(2) Retrospective Study – A review of medical records
(3) Prospective Observational Study – Enrolment in the ED and follow-up for 12 months
(4) Safety Planning for Suicidality – We planned to conduct a trial of a safety planning program supported by an app and telephone support for patients who present to the Emergency Department at risk of suicidal crisis.
(5) Treatment for acute severe behavioural disturbance: which are the best medications? Randomised clinical trials of oral and IM medications
What came next….
We developed a flyer to assist with recruitment which outlined:
- what the program of research aimed to do
- what our consumer advisors would be asked to do
- what skills or experience would be helpful
- what the time commitment would likely be
- where meetings would be held (all changed since COVID!)
- what financial support would be offered ($50 per hour)
- how to apply/express interest
How did recruitment work….

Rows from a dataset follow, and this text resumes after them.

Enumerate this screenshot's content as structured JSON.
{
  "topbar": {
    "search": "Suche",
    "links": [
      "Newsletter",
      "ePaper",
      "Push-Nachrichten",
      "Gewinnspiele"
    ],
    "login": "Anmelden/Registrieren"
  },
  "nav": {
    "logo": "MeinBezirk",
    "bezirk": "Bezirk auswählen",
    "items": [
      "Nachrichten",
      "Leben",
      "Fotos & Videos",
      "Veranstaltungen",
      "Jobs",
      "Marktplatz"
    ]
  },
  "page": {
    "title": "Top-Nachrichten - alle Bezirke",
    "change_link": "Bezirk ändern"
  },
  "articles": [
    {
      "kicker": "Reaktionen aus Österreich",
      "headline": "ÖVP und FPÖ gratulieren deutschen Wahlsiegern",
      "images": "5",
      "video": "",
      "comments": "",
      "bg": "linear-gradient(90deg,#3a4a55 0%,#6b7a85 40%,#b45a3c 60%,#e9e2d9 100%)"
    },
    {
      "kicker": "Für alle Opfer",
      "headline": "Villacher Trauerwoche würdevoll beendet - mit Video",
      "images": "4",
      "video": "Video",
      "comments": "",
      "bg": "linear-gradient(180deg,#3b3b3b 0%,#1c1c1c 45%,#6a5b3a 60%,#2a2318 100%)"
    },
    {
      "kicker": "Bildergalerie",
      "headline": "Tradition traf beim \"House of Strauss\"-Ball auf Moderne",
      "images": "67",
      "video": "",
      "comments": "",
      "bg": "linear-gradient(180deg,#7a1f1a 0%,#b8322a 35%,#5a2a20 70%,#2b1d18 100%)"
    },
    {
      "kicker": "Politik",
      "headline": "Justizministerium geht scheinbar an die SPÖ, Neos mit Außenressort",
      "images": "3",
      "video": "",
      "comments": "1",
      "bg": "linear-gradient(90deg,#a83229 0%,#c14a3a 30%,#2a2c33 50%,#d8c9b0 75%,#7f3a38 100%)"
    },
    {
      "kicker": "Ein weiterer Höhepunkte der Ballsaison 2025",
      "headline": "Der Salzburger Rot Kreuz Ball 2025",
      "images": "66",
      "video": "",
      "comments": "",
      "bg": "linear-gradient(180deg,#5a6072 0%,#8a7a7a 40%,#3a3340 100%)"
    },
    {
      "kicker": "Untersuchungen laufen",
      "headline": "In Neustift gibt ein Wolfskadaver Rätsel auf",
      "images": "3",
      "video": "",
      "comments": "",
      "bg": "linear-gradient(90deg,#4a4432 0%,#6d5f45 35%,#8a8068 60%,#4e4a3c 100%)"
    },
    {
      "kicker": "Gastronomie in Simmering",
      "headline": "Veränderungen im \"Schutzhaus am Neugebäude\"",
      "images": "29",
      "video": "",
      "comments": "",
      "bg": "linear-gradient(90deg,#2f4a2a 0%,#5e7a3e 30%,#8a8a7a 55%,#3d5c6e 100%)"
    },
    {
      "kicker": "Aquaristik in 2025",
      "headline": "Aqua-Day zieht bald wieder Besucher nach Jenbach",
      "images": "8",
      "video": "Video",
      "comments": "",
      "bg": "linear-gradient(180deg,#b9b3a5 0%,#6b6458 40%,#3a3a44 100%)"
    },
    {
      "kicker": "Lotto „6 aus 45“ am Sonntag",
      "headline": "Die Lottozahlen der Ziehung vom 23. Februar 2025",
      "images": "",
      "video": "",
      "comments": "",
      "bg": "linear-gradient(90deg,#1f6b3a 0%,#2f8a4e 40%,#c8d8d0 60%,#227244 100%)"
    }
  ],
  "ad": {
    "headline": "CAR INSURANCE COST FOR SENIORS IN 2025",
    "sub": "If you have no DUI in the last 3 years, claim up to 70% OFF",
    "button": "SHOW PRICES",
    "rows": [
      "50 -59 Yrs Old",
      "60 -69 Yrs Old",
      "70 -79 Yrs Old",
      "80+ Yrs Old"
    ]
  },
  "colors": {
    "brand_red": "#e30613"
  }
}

- Initially, we asked a range of clinicians in different types of clinics/ward areas where children with a range of mental health conditions were seen, to approach potentially suitable people i.e. Parents or youth of 18 years plus. Prior to this, we had met with the clinicians to explain what we wanted and to equip them with the flyers. Then we kept in touch to see if they had approached anyone.
- Response was slow but after 4 weeks we had a carer consultant refer us a potential consumer. Two of us met with our first consumer in the hospital café and we had a casual chat to explain more about the role, answer questions and generally assess that we both understood each other. It went well and after the meeting we offered the position formally via an email and it was accepted.
- We had not received any other referrals from the clinicians – so we asked our first consumer about how we might recruit some others? This was a stroke of genius as she put the word out to other people and on closed facebook groups which we otherwise would not have had access to.
- More consumers approached us and again we did coffee (pre-COVID times!) or talked over the phone. We recruited three more people into our consumer advisory group who provided a range of experiences and skills.
- There were a couple of people who approached us but did not meet our requirements in terms of experience (of MH), or they later felt they could not commit.
Preparation and training….
Our organization required our consumers to complete a confidentiality agreement. We also explained the confidentiality agreement to them and they were happy to comply.
We got the group together for face-to-face training (when this was possible) and in a 1 hour meeting we covered the following:
- description of the funded projects
- how Consumer Advisors would contribute
- research ethics and good clinical practice basics
- how to contribute effectively in meetings
- how to review documents such as PICFs
- developing a brief summary of your story that you are comfortable to share
- remuneration process
- what to do if there are problems or concerns/who to go to
- any other questions
Some links and pdfs were also provided to support the above topics.
The consumers were remunerated for their participation in training.
- We contact the group when we want their involvement in specific projects.
- We do a yearly newsletter for the consumer group that outlines progress of the whole research program.
- We have asked each member to complete a confidential, brief survey to evaluate how they are experiencing their involvement in the research.
What we learned about setting up a consumer advisor group….
- It takes time – ideally start when you are thinking about the grant and get input to your aims, indicators and research priorities too!
- Consumers are fantastic at recruiting other like-minded consumers!
- Try and recruit at least 4 – 6 people as often 1 or 2 people can’t make it to a specific meeting.
- Ensure you budget adequately for remuneration in your grant.